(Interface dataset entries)
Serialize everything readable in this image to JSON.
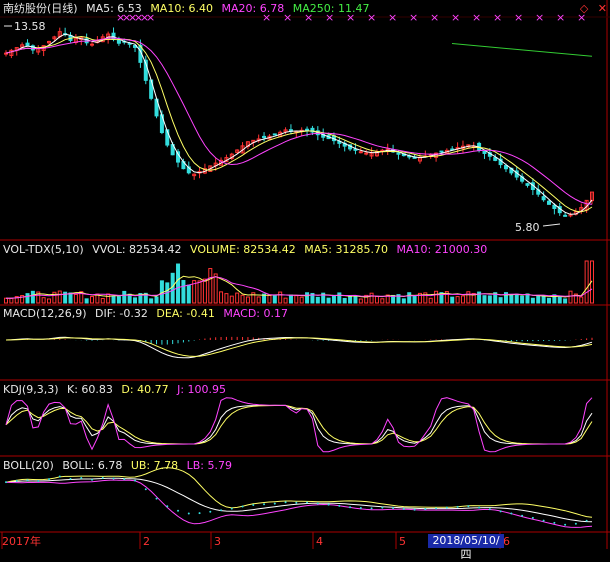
{
  "main": {
    "title": "南纺股份(日线)",
    "ma5": "MA5: 6.53",
    "ma10": "MA10: 6.40",
    "ma20": "MA20: 6.78",
    "ma250": "MA250: 11.47",
    "price_high_label": "13.58",
    "price_low_label": "5.80",
    "icons": [
      "diamond-icon",
      "close-icon"
    ]
  },
  "vol": {
    "title": "VOL-TDX(5,10)",
    "vvol": "VVOL: 82534.42",
    "volume": "VOLUME: 82534.42",
    "ma5": "MA5: 31285.70",
    "ma10": "MA10: 21000.30"
  },
  "macd": {
    "title": "MACD(12,26,9)",
    "dif": "DIF: -0.32",
    "dea": "DEA: -0.41",
    "macd": "MACD: 0.17"
  },
  "kdj": {
    "title": "KDJ(9,3,3)",
    "k": "K: 60.83",
    "d": "D: 40.77",
    "j": "J: 100.95"
  },
  "boll": {
    "title": "BOLL(20)",
    "boll": "BOLL: 6.78",
    "ub": "UB: 7.78",
    "lb": "LB: 5.79"
  },
  "axis": {
    "labels": [
      "2017年",
      "2",
      "3",
      "4",
      "5",
      "6"
    ],
    "cursor_date": "2018/05/10/四"
  },
  "colors": {
    "up": "#ff3333",
    "down": "#33dddd",
    "ma5": "#ffffff",
    "ma10": "#ffff66",
    "ma20": "#ff44ff",
    "ma250": "#33cc33",
    "grid": "#aa0000"
  },
  "chart_data": {
    "type": "candlestick",
    "close_path": [
      12.6,
      12.8,
      13.0,
      12.7,
      12.9,
      13.2,
      13.58,
      13.1,
      13.3,
      12.9,
      13.2,
      13.4,
      13.0,
      13.1,
      12.8,
      11.5,
      10.2,
      9.0,
      8.3,
      7.8,
      7.5,
      7.7,
      7.9,
      8.1,
      8.3,
      8.6,
      8.9,
      9.0,
      9.1,
      9.2,
      9.4,
      9.3,
      9.4,
      9.3,
      9.1,
      9.0,
      8.8,
      8.6,
      8.5,
      8.4,
      8.5,
      8.6,
      8.4,
      8.3,
      8.2,
      8.3,
      8.4,
      8.5,
      8.6,
      8.7,
      8.8,
      8.5,
      8.3,
      8.0,
      7.7,
      7.4,
      7.1,
      6.8,
      6.4,
      6.1,
      5.8,
      5.9,
      6.2,
      6.8
    ],
    "ma250_path": [
      11.8,
      11.47
    ]
  }
}
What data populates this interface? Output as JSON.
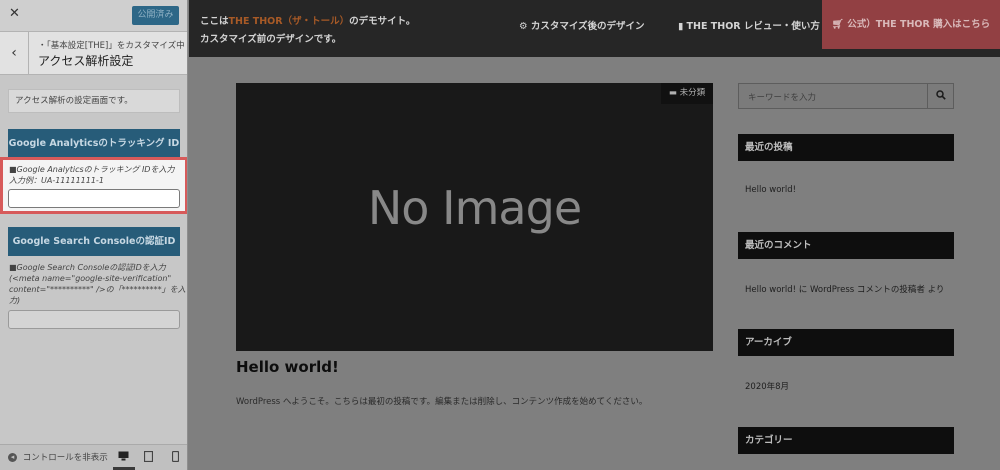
{
  "sidebar": {
    "close_label": "✕",
    "publish_label": "公開済み",
    "back_label": "‹",
    "breadcrumb": "・「基本設定[THE]」をカスタマイズ中",
    "title": "アクセス解析設定",
    "description": "アクセス解析の設定画面です。",
    "ga_heading": "Google Analyticsのトラッキング ID",
    "ga_label_line1": "■Google Analyticsのトラッキング IDを入力",
    "ga_label_line2": "入力例：UA-11111111-1",
    "ga_input_value": "",
    "gsc_heading": "Google Search Consoleの認証ID",
    "gsc_label_line1": "■Google Search Consoleの認証IDを入力",
    "gsc_label_line2": "(<meta name=\"google-site-verification\"",
    "gsc_label_line3": "content=\"**********\" />の「**********」を入",
    "gsc_label_line4": "力)",
    "gsc_input_value": "",
    "hide_controls_label": "コントロールを非表示",
    "devices": [
      "desktop-icon",
      "tablet-icon",
      "mobile-icon"
    ]
  },
  "preview": {
    "site_desc_prefix": "ここは",
    "site_brand": "THE THOR（ザ・トール）",
    "site_desc_suffix": "のデモサイト。",
    "site_desc_line2": "カスタマイズ前のデザインです。",
    "nav_customized": "カスタマイズ後のデザイン",
    "nav_review": "THE THOR レビュー・使い方",
    "nav_buy": "公式）THE THOR 購入はこちら",
    "thumbnail_text": "No Image",
    "category_badge": "未分類",
    "post_title": "Hello world!",
    "post_excerpt": "WordPress へようこそ。こちらは最初の投稿です。編集または削除し、コンテンツ作成を始めてください。",
    "search_placeholder": "キーワードを入力",
    "widgets": {
      "recent_posts_title": "最近の投稿",
      "recent_post_1": "Hello world!",
      "recent_comments_title": "最近のコメント",
      "recent_comment_1": "Hello world! に WordPress コメントの投稿者 より",
      "archive_title": "アーカイブ",
      "archive_1": "2020年8月",
      "category_title": "カテゴリー"
    }
  },
  "colors": {
    "publish": "#2d6787",
    "section_button": "#275c79",
    "highlight_border": "#d75a5a",
    "topbar": "#262626",
    "brand": "#a85a26",
    "buy_button": "#924043"
  }
}
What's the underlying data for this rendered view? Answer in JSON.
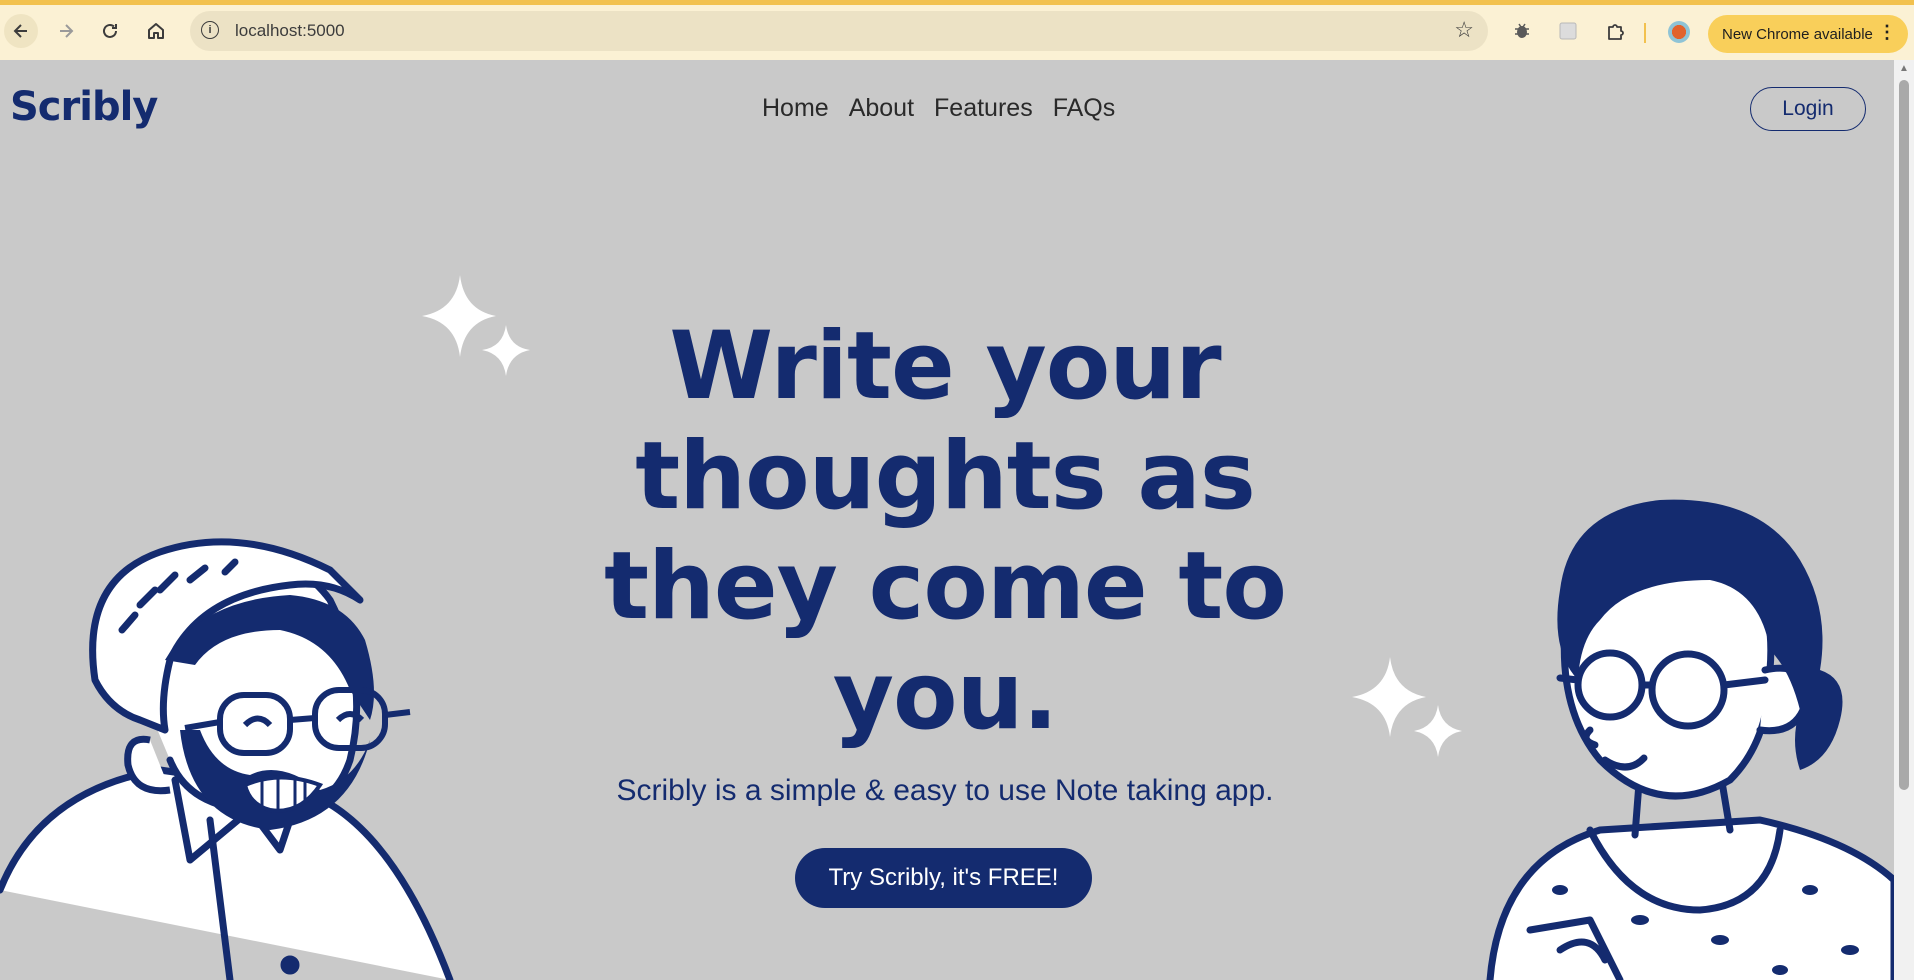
{
  "browser": {
    "url": "localhost:5000",
    "update_label": "New Chrome available",
    "icons": {
      "back": "arrow-left-icon",
      "forward": "arrow-right-icon",
      "reload": "reload-icon",
      "home": "home-icon",
      "site_info": "info-icon",
      "bookmark": "star-icon",
      "extensions": [
        "bug-icon",
        "puzzle-icon"
      ],
      "menu": "more-vertical-icon"
    }
  },
  "site": {
    "logo": "Scribly",
    "nav": [
      "Home",
      "About",
      "Features",
      "FAQs"
    ],
    "login_label": "Login",
    "hero": {
      "line1": "Write your",
      "line2": "thoughts as",
      "line3": "they come to",
      "line4": "you.",
      "subtitle": "Scribly is a simple & easy to use Note taking app.",
      "cta_label": "Try Scribly, it's FREE!"
    }
  },
  "colors": {
    "brand_navy": "#142b6f",
    "page_bg": "#c9c9c9",
    "chrome_bg": "#fbf1d4",
    "update_pill": "#f9cf5a"
  }
}
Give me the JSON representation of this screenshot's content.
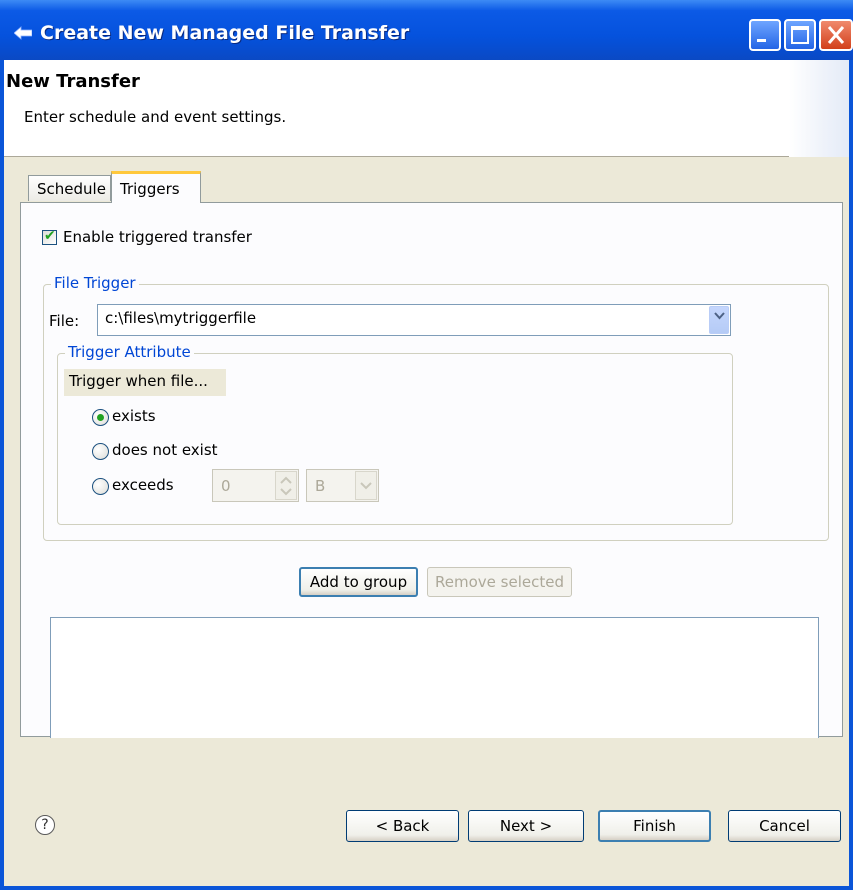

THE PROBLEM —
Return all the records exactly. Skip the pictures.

OUTPUT FOR THIS EXERCISE —
Serialize everything readable in this image to JSON.
{
  "main": {
    "title": "南纺股份(日线)",
    "ma5": "MA5: 6.53",
    "ma10": "MA10: 6.40",
    "ma20": "MA20: 6.78",
    "ma250": "MA250: 11.47",
    "price_high_label": "13.58",
    "price_low_label": "5.80",
    "icons": [
      "diamond-icon",
      "close-icon"
    ]
  },
  "vol": {
    "title": "VOL-TDX(5,10)",
    "vvol": "VVOL: 82534.42",
    "volume": "VOLUME: 82534.42",
    "ma5": "MA5: 31285.70",
    "ma10": "MA10: 21000.30"
  },
  "macd": {
    "title": "MACD(12,26,9)",
    "dif": "DIF: -0.32",
    "dea": "DEA: -0.41",
    "macd": "MACD: 0.17"
  },
  "kdj": {
    "title": "KDJ(9,3,3)",
    "k": "K: 60.83",
    "d": "D: 40.77",
    "j": "J: 100.95"
  },
  "boll": {
    "title": "BOLL(20)",
    "boll": "BOLL: 6.78",
    "ub": "UB: 7.78",
    "lb": "LB: 5.79"
  },
  "axis": {
    "labels": [
      "2017年",
      "2",
      "3",
      "4",
      "5",
      "6"
    ],
    "cursor_date": "2018/05/10/四"
  },
  "colors": {
    "up": "#ff3333",
    "down": "#33dddd",
    "ma5": "#ffffff",
    "ma10": "#ffff66",
    "ma20": "#ff44ff",
    "ma250": "#33cc33",
    "grid": "#aa0000"
  },
  "chart_data": {
    "type": "candlestick",
    "close_path": [
      12.6,
      12.8,
      13.0,
      12.7,
      12.9,
      13.2,
      13.58,
      13.1,
      13.3,
      12.9,
      13.2,
      13.4,
      13.0,
      13.1,
      12.8,
      11.5,
      10.2,
      9.0,
      8.3,
      7.8,
      7.5,
      7.7,
      7.9,
      8.1,
      8.3,
      8.6,
      8.9,
      9.0,
      9.1,
      9.2,
      9.4,
      9.3,
      9.4,
      9.3,
      9.1,
      9.0,
      8.8,
      8.6,
      8.5,
      8.4,
      8.5,
      8.6,
      8.4,
      8.3,
      8.2,
      8.3,
      8.4,
      8.5,
      8.6,
      8.7,
      8.8,
      8.5,
      8.3,
      8.0,
      7.7,
      7.4,
      7.1,
      6.8,
      6.4,
      6.1,
      5.8,
      5.9,
      6.2,
      6.8
    ],
    "ma250_path": [
      11.8,
      11.47
    ]
  }
}
What data populates this interface? Output as JSON.
{
  "sidebar": {
    "close_label": "✕",
    "publish_label": "公開済み",
    "back_label": "‹",
    "breadcrumb": "・「基本設定[THE]」をカスタマイズ中",
    "title": "アクセス解析設定",
    "description": "アクセス解析の設定画面です。",
    "ga_heading": "Google Analyticsのトラッキング ID",
    "ga_label_line1": "■Google Analyticsのトラッキング IDを入力",
    "ga_label_line2": "入力例：UA-11111111-1",
    "ga_input_value": "",
    "gsc_heading": "Google Search Consoleの認証ID",
    "gsc_label_line1": "■Google Search Consoleの認証IDを入力",
    "gsc_label_line2": "(<meta name=\"google-site-verification\"",
    "gsc_label_line3": "content=\"**********\" />の「**********」を入",
    "gsc_label_line4": "力)",
    "gsc_input_value": "",
    "hide_controls_label": "コントロールを非表示",
    "devices": [
      "desktop-icon",
      "tablet-icon",
      "mobile-icon"
    ]
  },
  "preview": {
    "site_desc_prefix": "ここは",
    "site_brand": "THE THOR（ザ・トール）",
    "site_desc_suffix": "のデモサイト。",
    "site_desc_line2": "カスタマイズ前のデザインです。",
    "nav_customized": "カスタマイズ後のデザイン",
    "nav_review": "THE THOR レビュー・使い方",
    "nav_buy": "公式）THE THOR 購入はこちら",
    "thumbnail_text": "No Image",
    "category_badge": "未分類",
    "post_title": "Hello world!",
    "post_excerpt": "WordPress へようこそ。こちらは最初の投稿です。編集または削除し、コンテンツ作成を始めてください。",
    "search_placeholder": "キーワードを入力",
    "widgets": {
      "recent_posts_title": "最近の投稿",
      "recent_post_1": "Hello world!",
      "recent_comments_title": "最近のコメント",
      "recent_comment_1": "Hello world! に WordPress コメントの投稿者 より",
      "archive_title": "アーカイブ",
      "archive_1": "2020年8月",
      "category_title": "カテゴリー"
    }
  },
  "colors": {
    "publish": "#2d6787",
    "section_button": "#275c79",
    "highlight_border": "#d75a5a",
    "topbar": "#262626",
    "brand": "#a85a26",
    "buy_button": "#924043"
  }
}
What's the underlying data for this rendered view? Answer in JSON.
{
  "browser": {
    "url": "localhost:5000",
    "update_label": "New Chrome available",
    "icons": {
      "back": "arrow-left-icon",
      "forward": "arrow-right-icon",
      "reload": "reload-icon",
      "home": "home-icon",
      "site_info": "info-icon",
      "bookmark": "star-icon",
      "extensions": [
        "bug-icon",
        "puzzle-icon"
      ],
      "menu": "more-vertical-icon"
    }
  },
  "site": {
    "logo": "Scribly",
    "nav": [
      "Home",
      "About",
      "Features",
      "FAQs"
    ],
    "login_label": "Login",
    "hero": {
      "line1": "Write your",
      "line2": "thoughts as",
      "line3": "they come to",
      "line4": "you.",
      "subtitle": "Scribly is a simple & easy to use Note taking app.",
      "cta_label": "Try Scribly, it's FREE!"
    }
  },
  "colors": {
    "brand_navy": "#142b6f",
    "page_bg": "#c9c9c9",
    "chrome_bg": "#fbf1d4",
    "update_pill": "#f9cf5a"
  }
}
Give me the JSON representation of this screenshot's content.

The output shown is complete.